- GOAL OF THE EXERCISE
Starting at the first line and ending at the last, output the data exactly.
┌──
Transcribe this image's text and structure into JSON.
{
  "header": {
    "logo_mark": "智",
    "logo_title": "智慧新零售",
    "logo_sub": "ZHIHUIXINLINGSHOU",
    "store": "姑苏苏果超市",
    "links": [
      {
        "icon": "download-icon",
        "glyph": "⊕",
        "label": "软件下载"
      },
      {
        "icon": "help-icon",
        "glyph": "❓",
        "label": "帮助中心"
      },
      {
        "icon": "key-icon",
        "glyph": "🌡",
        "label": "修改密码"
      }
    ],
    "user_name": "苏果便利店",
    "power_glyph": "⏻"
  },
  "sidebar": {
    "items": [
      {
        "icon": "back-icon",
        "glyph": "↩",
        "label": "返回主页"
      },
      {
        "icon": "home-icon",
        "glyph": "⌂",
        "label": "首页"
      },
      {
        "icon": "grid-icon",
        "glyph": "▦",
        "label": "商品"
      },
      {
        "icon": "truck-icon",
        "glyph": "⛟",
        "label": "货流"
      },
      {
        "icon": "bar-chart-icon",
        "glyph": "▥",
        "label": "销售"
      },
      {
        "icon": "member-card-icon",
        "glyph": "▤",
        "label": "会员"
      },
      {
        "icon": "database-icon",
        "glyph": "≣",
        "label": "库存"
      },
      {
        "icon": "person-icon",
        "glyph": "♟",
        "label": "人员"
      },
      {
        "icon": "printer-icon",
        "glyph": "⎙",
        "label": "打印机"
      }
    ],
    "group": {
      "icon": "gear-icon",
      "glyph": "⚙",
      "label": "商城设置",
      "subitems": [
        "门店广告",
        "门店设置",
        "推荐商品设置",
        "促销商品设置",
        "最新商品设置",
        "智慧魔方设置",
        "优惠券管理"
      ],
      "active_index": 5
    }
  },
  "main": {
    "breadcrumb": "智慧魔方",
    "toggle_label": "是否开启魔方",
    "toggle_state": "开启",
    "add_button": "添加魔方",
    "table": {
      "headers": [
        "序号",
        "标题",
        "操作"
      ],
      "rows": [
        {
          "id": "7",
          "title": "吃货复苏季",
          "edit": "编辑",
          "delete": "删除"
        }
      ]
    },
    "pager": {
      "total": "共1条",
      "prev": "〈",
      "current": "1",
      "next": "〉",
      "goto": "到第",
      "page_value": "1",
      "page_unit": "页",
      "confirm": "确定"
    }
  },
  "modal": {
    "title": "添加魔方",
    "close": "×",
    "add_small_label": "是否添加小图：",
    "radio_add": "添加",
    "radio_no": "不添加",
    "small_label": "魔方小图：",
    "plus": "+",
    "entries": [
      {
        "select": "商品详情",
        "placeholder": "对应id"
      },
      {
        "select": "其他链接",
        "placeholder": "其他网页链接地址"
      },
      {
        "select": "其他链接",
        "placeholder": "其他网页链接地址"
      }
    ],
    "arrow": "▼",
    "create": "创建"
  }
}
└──
- EXERCISE RESPONSE
Transcribe this image's text and structure into JSON.
{
  "header": {
    "logo_mark": "智",
    "logo_title": "智慧新零售",
    "logo_sub": "ZHIHUIXINLINGSHOU",
    "store": "姑苏苏果超市",
    "links": [
      {
        "icon": "download-icon",
        "glyph": "⊕",
        "label": "软件下载"
      },
      {
        "icon": "help-icon",
        "glyph": "❓",
        "label": "帮助中心"
      },
      {
        "icon": "key-icon",
        "glyph": "🌡",
        "label": "修改密码"
      }
    ],
    "user_name": "苏果便利店",
    "power_glyph": "⏻"
  },
  "sidebar": {
    "items": [
      {
        "icon": "back-icon",
        "glyph": "↩",
        "label": "返回主页"
      },
      {
        "icon": "home-icon",
        "glyph": "⌂",
        "label": "首页"
      },
      {
        "icon": "grid-icon",
        "glyph": "▦",
        "label": "商品"
      },
      {
        "icon": "truck-icon",
        "glyph": "⛟",
        "label": "货流"
      },
      {
        "icon": "bar-chart-icon",
        "glyph": "▥",
        "label": "销售"
      },
      {
        "icon": "member-card-icon",
        "glyph": "▤",
        "label": "会员"
      },
      {
        "icon": "database-icon",
        "glyph": "≣",
        "label": "库存"
      },
      {
        "icon": "person-icon",
        "glyph": "♟",
        "label": "人员"
      },
      {
        "icon": "printer-icon",
        "glyph": "⎙",
        "label": "打印机"
      }
    ],
    "group": {
      "icon": "gear-icon",
      "glyph": "⚙",
      "label": "商城设置",
      "subitems": [
        "门店广告",
        "门店设置",
        "推荐商品设置",
        "促销商品设置",
        "最新商品设置",
        "智慧魔方设置",
        "优惠券管理"
      ],
      "active_index": 5
    }
  },
  "main": {
    "breadcrumb": "智慧魔方",
    "toggle_label": "是否开启魔方",
    "toggle_state": "开启",
    "add_button": "添加魔方",
    "table": {
      "headers": [
        "序号",
        "标题",
        "操作"
      ],
      "rows": [
        {
          "id": "7",
          "title": "吃货复苏季",
          "edit": "编辑",
          "delete": "删除"
        }
      ]
    },
    "pager": {
      "total": "共1条",
      "prev": "〈",
      "current": "1",
      "next": "〉",
      "goto": "到第",
      "page_value": "1",
      "page_unit": "页",
      "confirm": "确定"
    }
  },
  "modal": {
    "title": "添加魔方",
    "close": "×",
    "add_small_label": "是否添加小图：",
    "radio_add": "添加",
    "radio_no": "不添加",
    "small_label": "魔方小图：",
    "plus": "+",
    "entries": [
      {
        "select": "商品详情",
        "placeholder": "对应id"
      },
      {
        "select": "其他链接",
        "placeholder": "其他网页链接地址"
      },
      {
        "select": "其他链接",
        "placeholder": "其他网页链接地址"
      }
    ],
    "arrow": "▼",
    "create": "创建"
  }
}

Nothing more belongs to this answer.